While healthcare providers are working around the clock to combat the COVID-19 outbreak, providers are experiencing a major decline in revenue due to the moratoriums on elective and non-essential healthcare services. Providers yield the highest return on revenue for elective procedures and outpatient visits. Over the past few months, patients have refrained from attending in-person visits for non-emergent healthcare services, and have opted to use telehealth platforms instead. To date, patients have remained reluctant to return to in-office visits considering the recent uptick in COVID-19 cases and the continued risk of community spread. The ongoing financial impact related to COVID-19 must be considered as an ongoing phenomenon, especially with a recent spike in cases.

The burden placed on the healthcare system due to chronic COVID-19 cases, coupled with the pre-existing strain on resources and the decline in elective procedures, has led to financial concerns for hospitals and group practices. Without the additional revenue from elective and non-essential healthcare services, many physician practices and hospital systems have reported that they are on the verge of financial ruin.

According to a June 2020 report from American Hospital Association, hospitals and health systems were estimated to lose more than $200 billion in revenue from March 2020 through June 2020. With clinical volumes plummeting nationwide, hospital revenue has followed suit. In comparison to last year’s clinical volumes, the average inpatient volume has declined by approximately 19.5%, while the average outpatient volume has declined by approximately 34.5%.

Healthcare experts predict that the recovery rate for hospitals and health systems will likely be slower than expected, even with the help of the federal government’s financial relief packages and states lifting moratoriums on elective healthcare procedures.
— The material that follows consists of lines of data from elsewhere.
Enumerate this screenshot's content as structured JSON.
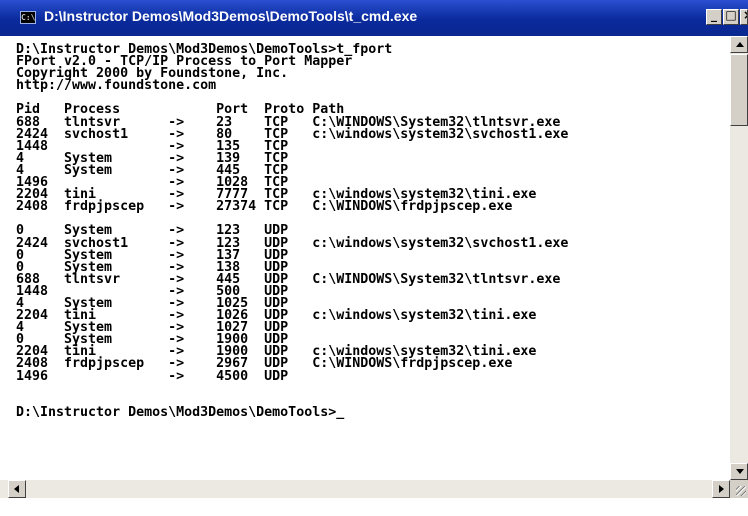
{
  "window": {
    "title": "D:\\Instructor Demos\\Mod3Demos\\DemoTools\\t_cmd.exe",
    "icon_label": "C:\\",
    "icon": "console-icon",
    "controls": {
      "minimize_glyph": "_",
      "maximize_glyph": "□",
      "close_glyph": "×"
    }
  },
  "colors": {
    "titlebar": "#0a2a9c",
    "console_bg": "#ffffff",
    "console_text": "#000000"
  },
  "console": {
    "text": "D:\\Instructor Demos\\Mod3Demos\\DemoTools>t_fport\nFPort v2.0 - TCP/IP Process to Port Mapper\nCopyright 2000 by Foundstone, Inc.\nhttp://www.foundstone.com\n\nPid   Process            Port  Proto Path\n688   tlntsvr      ->    23    TCP   C:\\WINDOWS\\System32\\tlntsvr.exe\n2424  svchost1     ->    80    TCP   c:\\windows\\system32\\svchost1.exe\n1448               ->    135   TCP\n4     System       ->    139   TCP\n4     System       ->    445   TCP\n1496               ->    1028  TCP\n2204  tini         ->    7777  TCP   c:\\windows\\system32\\tini.exe\n2408  frdpjpscep   ->    27374 TCP   C:\\WINDOWS\\frdpjpscep.exe\n\n0     System       ->    123   UDP\n2424  svchost1     ->    123   UDP   c:\\windows\\system32\\svchost1.exe\n0     System       ->    137   UDP\n0     System       ->    138   UDP\n688   tlntsvr      ->    445   UDP   C:\\WINDOWS\\System32\\tlntsvr.exe\n1448               ->    500   UDP\n4     System       ->    1025  UDP\n2204  tini         ->    1026  UDP   c:\\windows\\system32\\tini.exe\n4     System       ->    1027  UDP\n0     System       ->    1900  UDP\n2204  tini         ->    1900  UDP   c:\\windows\\system32\\tini.exe\n2408  frdpjpscep   ->    2967  UDP   C:\\WINDOWS\\frdpjpscep.exe\n1496               ->    4500  UDP\n\n\nD:\\Instructor Demos\\Mod3Demos\\DemoTools>_"
  }
}
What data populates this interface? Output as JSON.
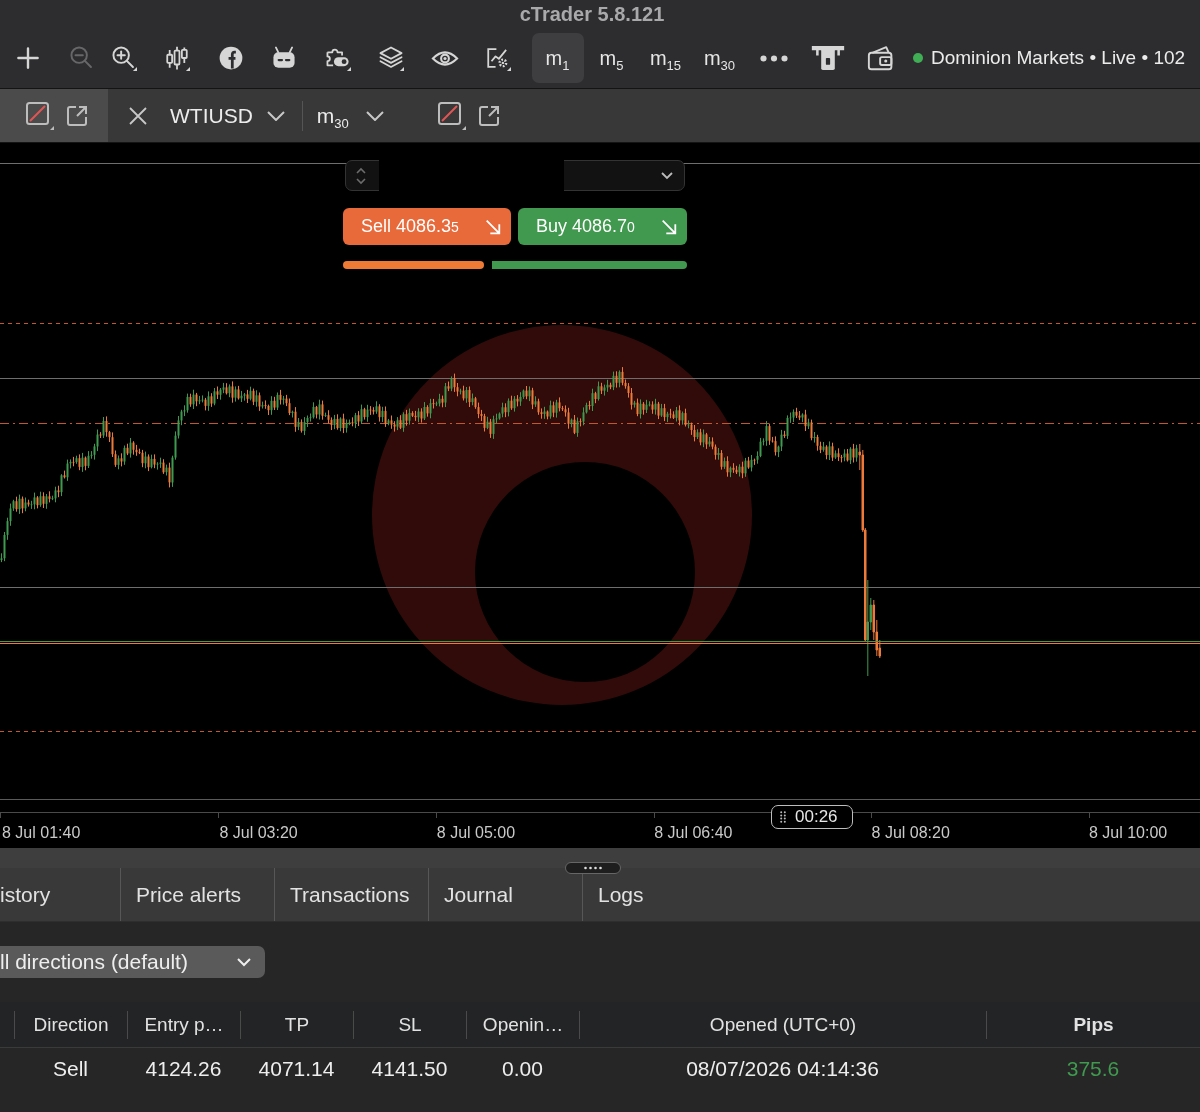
{
  "window": {
    "title": "cTrader 5.8.121"
  },
  "toolbar": {
    "tools": [
      {
        "disabled": false,
        "dropdown": false
      },
      {
        "disabled": true,
        "dropdown": false
      },
      {
        "disabled": false,
        "dropdown": true
      },
      {
        "disabled": false,
        "dropdown": true
      },
      {
        "disabled": false,
        "dropdown": false
      },
      {
        "disabled": false,
        "dropdown": false
      },
      {
        "disabled": false,
        "dropdown": true
      },
      {
        "disabled": false,
        "dropdown": true
      },
      {
        "disabled": false,
        "dropdown": false
      },
      {
        "disabled": false,
        "dropdown": true
      }
    ],
    "timeframes": [
      {
        "label": "m$_{1}$",
        "selected": true
      },
      {
        "label": "m$_{5}$",
        "selected": false
      },
      {
        "label": "m$_{15}$",
        "selected": false
      },
      {
        "label": "m$_{30}$",
        "selected": false
      }
    ],
    "account": {
      "online": true,
      "label": "Dominion Markets • Live • 102"
    }
  },
  "chart_tabs": [
    {
      "selected": true
    },
    {
      "selected": false,
      "symbol": "WTIUSD",
      "timeframe": "m$_{30}$"
    }
  ],
  "trade": {
    "quantity": {
      "redacted": true
    },
    "sell": {
      "text": "Sell 4086.3",
      "pipette": "5"
    },
    "buy": {
      "text": "Buy 4086.7",
      "pipette": "0"
    },
    "sentiment": {
      "level": 0.41
    }
  },
  "time_axis": {
    "labels": [
      "8 Jul 01:40",
      "8 Jul 03:20",
      "8 Jul 05:00",
      "8 Jul 06:40",
      "8 Jul 08:20",
      "8 Jul 10:00"
    ],
    "countdown": "00:26"
  },
  "panel": {
    "tabs": [
      {
        "label": "istory",
        "selected": false
      },
      {
        "label": "Price alerts",
        "selected": false
      },
      {
        "label": "Transactions",
        "selected": false
      },
      {
        "label": "Journal",
        "selected": false
      },
      {
        "label": "Logs",
        "selected": false
      }
    ],
    "filter": {
      "value": "ll directions (default)"
    }
  },
  "table": {
    "columns": [
      {
        "label": "Direction",
        "sorted": false
      },
      {
        "label": "Entry p…",
        "sorted": false
      },
      {
        "label": "TP",
        "sorted": false
      },
      {
        "label": "SL",
        "sorted": false
      },
      {
        "label": "Openin…",
        "sorted": false
      },
      {
        "label": "Opened (UTC+0)",
        "sorted": false
      },
      {
        "label": "Pips",
        "sorted": true
      }
    ],
    "rows": [
      {
        "cells": [
          "Sell",
          "4124.26",
          "4071.14",
          "4141.50",
          "0.00",
          "08/07/2026 04:14:36",
          "375.6"
        ],
        "pips_positive": true
      }
    ]
  }
}
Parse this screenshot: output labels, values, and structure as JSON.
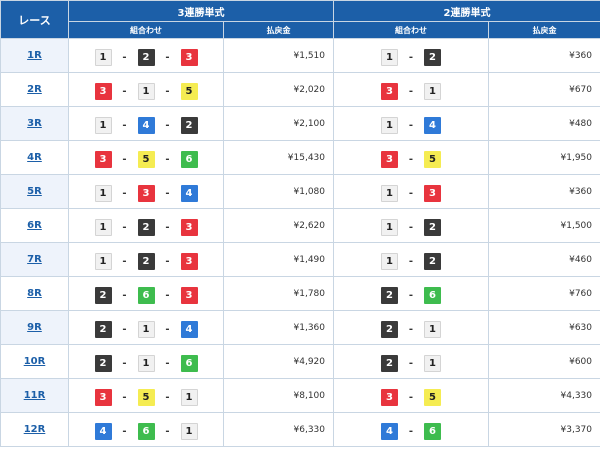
{
  "header": {
    "race": "レース",
    "trifecta": "3連勝単式",
    "exacta": "2連勝単式",
    "combination": "組合わせ",
    "payout": "払戻金"
  },
  "colors": {
    "1": "#f1f1f1",
    "2": "#3a3a3a",
    "3": "#e8343e",
    "4": "#2f7ad8",
    "5": "#f5ec52",
    "6": "#3ebc4e",
    "header": "#1c5fa8"
  },
  "separator": "-",
  "rows": [
    {
      "race": "1R",
      "tri": [
        "1",
        "2",
        "3"
      ],
      "tri_pay": "¥1,510",
      "ex": [
        "1",
        "2"
      ],
      "ex_pay": "¥360"
    },
    {
      "race": "2R",
      "tri": [
        "3",
        "1",
        "5"
      ],
      "tri_pay": "¥2,020",
      "ex": [
        "3",
        "1"
      ],
      "ex_pay": "¥670"
    },
    {
      "race": "3R",
      "tri": [
        "1",
        "4",
        "2"
      ],
      "tri_pay": "¥2,100",
      "ex": [
        "1",
        "4"
      ],
      "ex_pay": "¥480"
    },
    {
      "race": "4R",
      "tri": [
        "3",
        "5",
        "6"
      ],
      "tri_pay": "¥15,430",
      "ex": [
        "3",
        "5"
      ],
      "ex_pay": "¥1,950"
    },
    {
      "race": "5R",
      "tri": [
        "1",
        "3",
        "4"
      ],
      "tri_pay": "¥1,080",
      "ex": [
        "1",
        "3"
      ],
      "ex_pay": "¥360"
    },
    {
      "race": "6R",
      "tri": [
        "1",
        "2",
        "3"
      ],
      "tri_pay": "¥2,620",
      "ex": [
        "1",
        "2"
      ],
      "ex_pay": "¥1,500"
    },
    {
      "race": "7R",
      "tri": [
        "1",
        "2",
        "3"
      ],
      "tri_pay": "¥1,490",
      "ex": [
        "1",
        "2"
      ],
      "ex_pay": "¥460"
    },
    {
      "race": "8R",
      "tri": [
        "2",
        "6",
        "3"
      ],
      "tri_pay": "¥1,780",
      "ex": [
        "2",
        "6"
      ],
      "ex_pay": "¥760"
    },
    {
      "race": "9R",
      "tri": [
        "2",
        "1",
        "4"
      ],
      "tri_pay": "¥1,360",
      "ex": [
        "2",
        "1"
      ],
      "ex_pay": "¥630"
    },
    {
      "race": "10R",
      "tri": [
        "2",
        "1",
        "6"
      ],
      "tri_pay": "¥4,920",
      "ex": [
        "2",
        "1"
      ],
      "ex_pay": "¥600"
    },
    {
      "race": "11R",
      "tri": [
        "3",
        "5",
        "1"
      ],
      "tri_pay": "¥8,100",
      "ex": [
        "3",
        "5"
      ],
      "ex_pay": "¥4,330"
    },
    {
      "race": "12R",
      "tri": [
        "4",
        "6",
        "1"
      ],
      "tri_pay": "¥6,330",
      "ex": [
        "4",
        "6"
      ],
      "ex_pay": "¥3,370"
    }
  ]
}
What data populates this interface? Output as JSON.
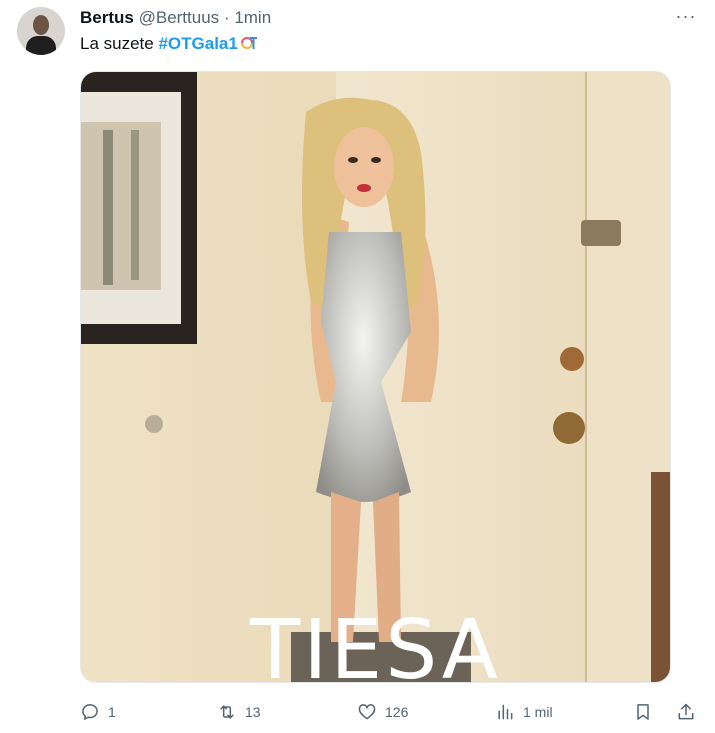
{
  "tweet": {
    "display_name": "Bertus",
    "handle": "@Berttuus",
    "separator": "·",
    "time": "1min",
    "more": "···",
    "text": "La suzete ",
    "hashtag": "#OTGala1",
    "media_caption": "TIESA"
  },
  "actions": {
    "reply_count": "1",
    "retweet_count": "13",
    "like_count": "126",
    "views_count": "1 mil"
  },
  "icons": {
    "reply": "reply-icon",
    "retweet": "retweet-icon",
    "like": "heart-icon",
    "views": "views-chart-icon",
    "bookmark": "bookmark-icon",
    "share": "share-icon",
    "more": "more-horizontal-icon"
  },
  "colors": {
    "accent": "#1d9bf0",
    "secondary_text": "#536471",
    "primary_text": "#0f1419"
  }
}
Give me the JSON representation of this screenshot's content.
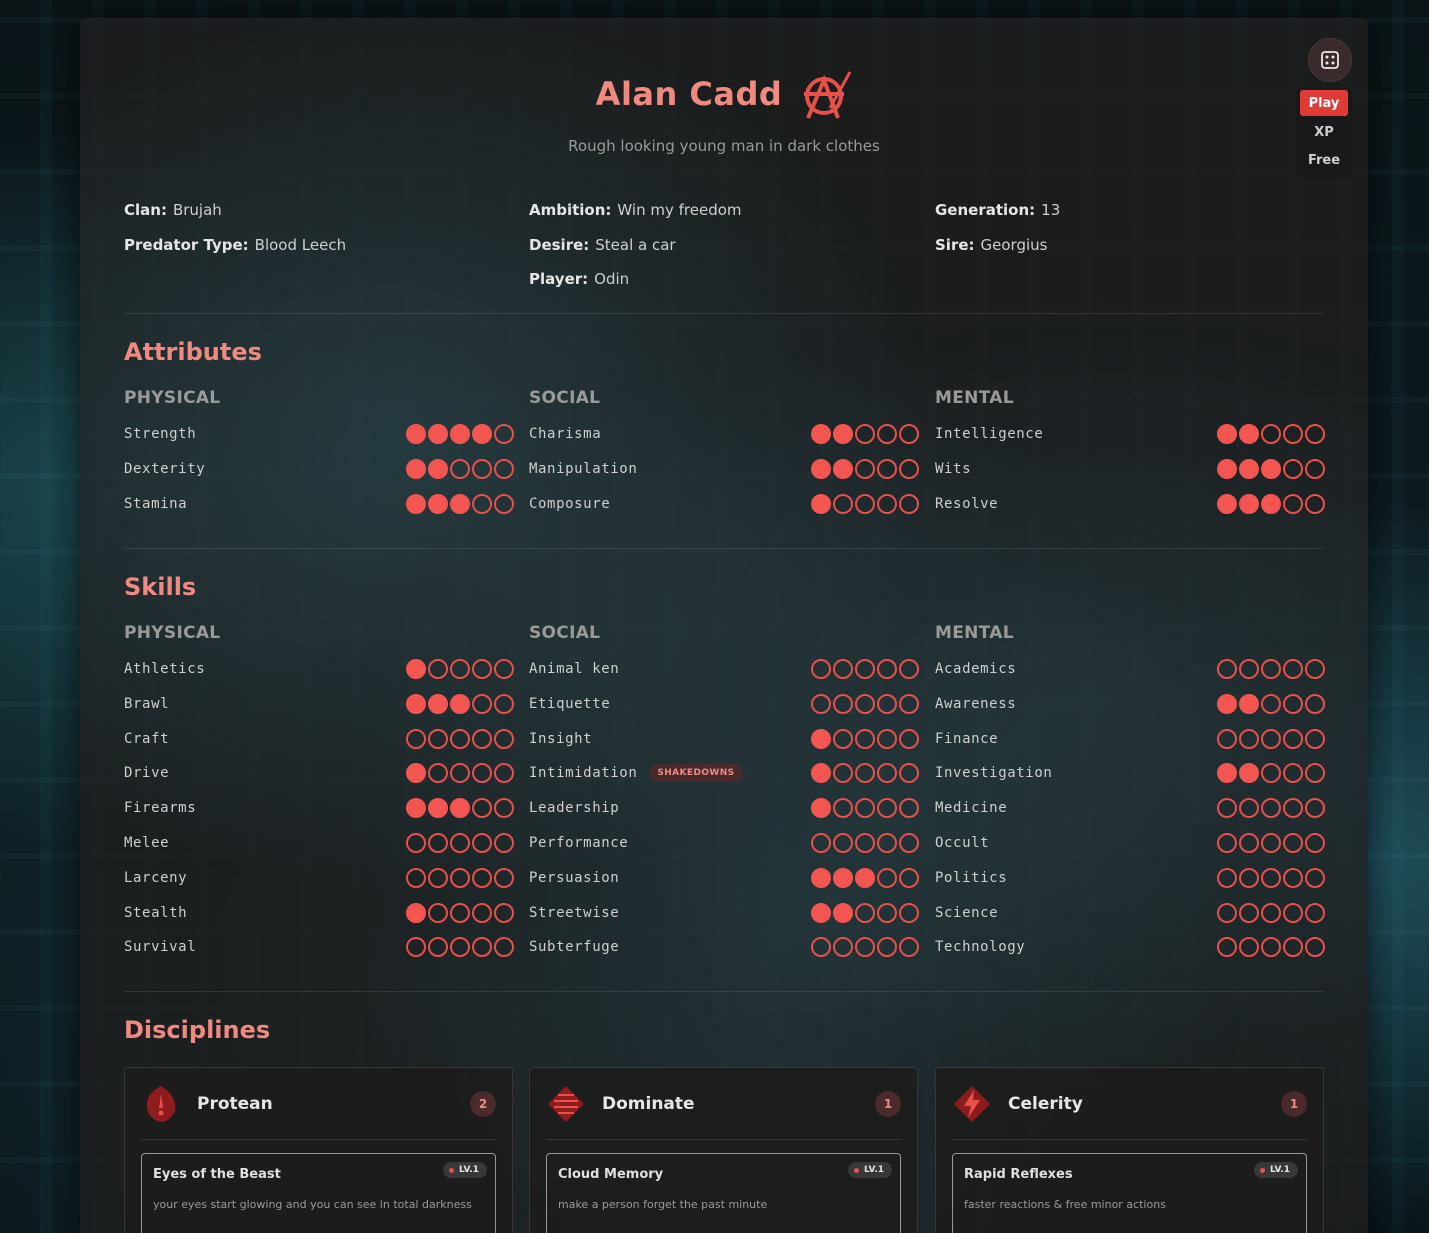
{
  "character": {
    "name": "Alan Cadd",
    "subtitle": "Rough looking young man in dark clothes",
    "clan_logo_icon": "brujah-anarch-icon"
  },
  "controls": {
    "dice_icon": "dice-icon",
    "modes": [
      "Play",
      "XP",
      "Free"
    ],
    "active_mode": "Play"
  },
  "info": {
    "col1": [
      {
        "label": "Clan:",
        "value": "Brujah"
      },
      {
        "label": "Predator Type:",
        "value": "Blood Leech"
      }
    ],
    "col2": [
      {
        "label": "Ambition:",
        "value": "Win my freedom"
      },
      {
        "label": "Desire:",
        "value": "Steal a car"
      },
      {
        "label": "Player:",
        "value": "Odin"
      }
    ],
    "col3": [
      {
        "label": "Generation:",
        "value": "13"
      },
      {
        "label": "Sire:",
        "value": "Georgius"
      }
    ]
  },
  "attributes": {
    "title": "Attributes",
    "max_dots": 5,
    "categories": [
      {
        "name": "PHYSICAL",
        "traits": [
          {
            "name": "Strength",
            "value": 4
          },
          {
            "name": "Dexterity",
            "value": 2
          },
          {
            "name": "Stamina",
            "value": 3
          }
        ]
      },
      {
        "name": "SOCIAL",
        "traits": [
          {
            "name": "Charisma",
            "value": 2
          },
          {
            "name": "Manipulation",
            "value": 2
          },
          {
            "name": "Composure",
            "value": 1
          }
        ]
      },
      {
        "name": "MENTAL",
        "traits": [
          {
            "name": "Intelligence",
            "value": 2
          },
          {
            "name": "Wits",
            "value": 3
          },
          {
            "name": "Resolve",
            "value": 3
          }
        ]
      }
    ]
  },
  "skills": {
    "title": "Skills",
    "max_dots": 5,
    "categories": [
      {
        "name": "PHYSICAL",
        "traits": [
          {
            "name": "Athletics",
            "value": 1
          },
          {
            "name": "Brawl",
            "value": 3
          },
          {
            "name": "Craft",
            "value": 0
          },
          {
            "name": "Drive",
            "value": 1
          },
          {
            "name": "Firearms",
            "value": 3
          },
          {
            "name": "Melee",
            "value": 0
          },
          {
            "name": "Larceny",
            "value": 0
          },
          {
            "name": "Stealth",
            "value": 1
          },
          {
            "name": "Survival",
            "value": 0
          }
        ]
      },
      {
        "name": "SOCIAL",
        "traits": [
          {
            "name": "Animal ken",
            "value": 0
          },
          {
            "name": "Etiquette",
            "value": 0
          },
          {
            "name": "Insight",
            "value": 1
          },
          {
            "name": "Intimidation",
            "value": 1,
            "specialty": "SHAKEDOWNS"
          },
          {
            "name": "Leadership",
            "value": 1
          },
          {
            "name": "Performance",
            "value": 0
          },
          {
            "name": "Persuasion",
            "value": 3
          },
          {
            "name": "Streetwise",
            "value": 2
          },
          {
            "name": "Subterfuge",
            "value": 0
          }
        ]
      },
      {
        "name": "MENTAL",
        "traits": [
          {
            "name": "Academics",
            "value": 0
          },
          {
            "name": "Awareness",
            "value": 2
          },
          {
            "name": "Finance",
            "value": 0
          },
          {
            "name": "Investigation",
            "value": 2
          },
          {
            "name": "Medicine",
            "value": 0
          },
          {
            "name": "Occult",
            "value": 0
          },
          {
            "name": "Politics",
            "value": 0
          },
          {
            "name": "Science",
            "value": 0
          },
          {
            "name": "Technology",
            "value": 0
          }
        ]
      }
    ]
  },
  "disciplines": {
    "title": "Disciplines",
    "items": [
      {
        "name": "Protean",
        "level": "2",
        "icon": "protean-icon",
        "power": {
          "name": "Eyes of the Beast",
          "level_label": "LV.1",
          "description": "your eyes start glowing and you can see in total darkness"
        }
      },
      {
        "name": "Dominate",
        "level": "1",
        "icon": "dominate-icon",
        "power": {
          "name": "Cloud Memory",
          "level_label": "LV.1",
          "description": "make a person forget the past minute"
        }
      },
      {
        "name": "Celerity",
        "level": "1",
        "icon": "celerity-icon",
        "power": {
          "name": "Rapid Reflexes",
          "level_label": "LV.1",
          "description": "faster reactions & free minor actions"
        }
      }
    ]
  },
  "colors": {
    "accent": "#f08a80",
    "dot": "#f35550",
    "sheet_bg": "#1e1e1e"
  }
}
With the recent support for telemedicine, many physician groups are experiencing economic hardship as patients are continuing to seek virtual healthcare services. During this COVID-19 period, telehealth visits have replaced routine in-person healthcare visits to the physician’s office, posing a threat to traditional primary care practices and general practitioners. An emerging transition to telemedicine for the primary care practices must, therefore, be considered as long-term preparations in response to COVID-19 unfold.

Hospitals, health systems, and physician practices are left to consider other avenues for financial sustainability. Some providers are considering the shift to a more value-based arrangement rather than volume-based, in efforts to stabilize revenue in the future. Providers are also considering potential partnerships to survive the financial downturn of the pandemic. Larger hospital systems are exploring mergers, while physicians’ practices and smaller hospitals are contemplating acquisitions, both of which will accelerate the consolidation of the healthcare system and subsequently impact the costs of healthcare services.

While plans for healthcare consolidation through mergers and acquisitions may lessen the financial burden of COVID-19, consolidation may reduce market competition and increase costs for healthcare services. In the past, hospital consolidation has led to the integration of additional providers, which, in turn, increased the cost of services. The negative financial impact faced by providers and potential increased costs to patients must be monitored and mitigated in response to developments in the coming months considering the ongoing COVID-19 response.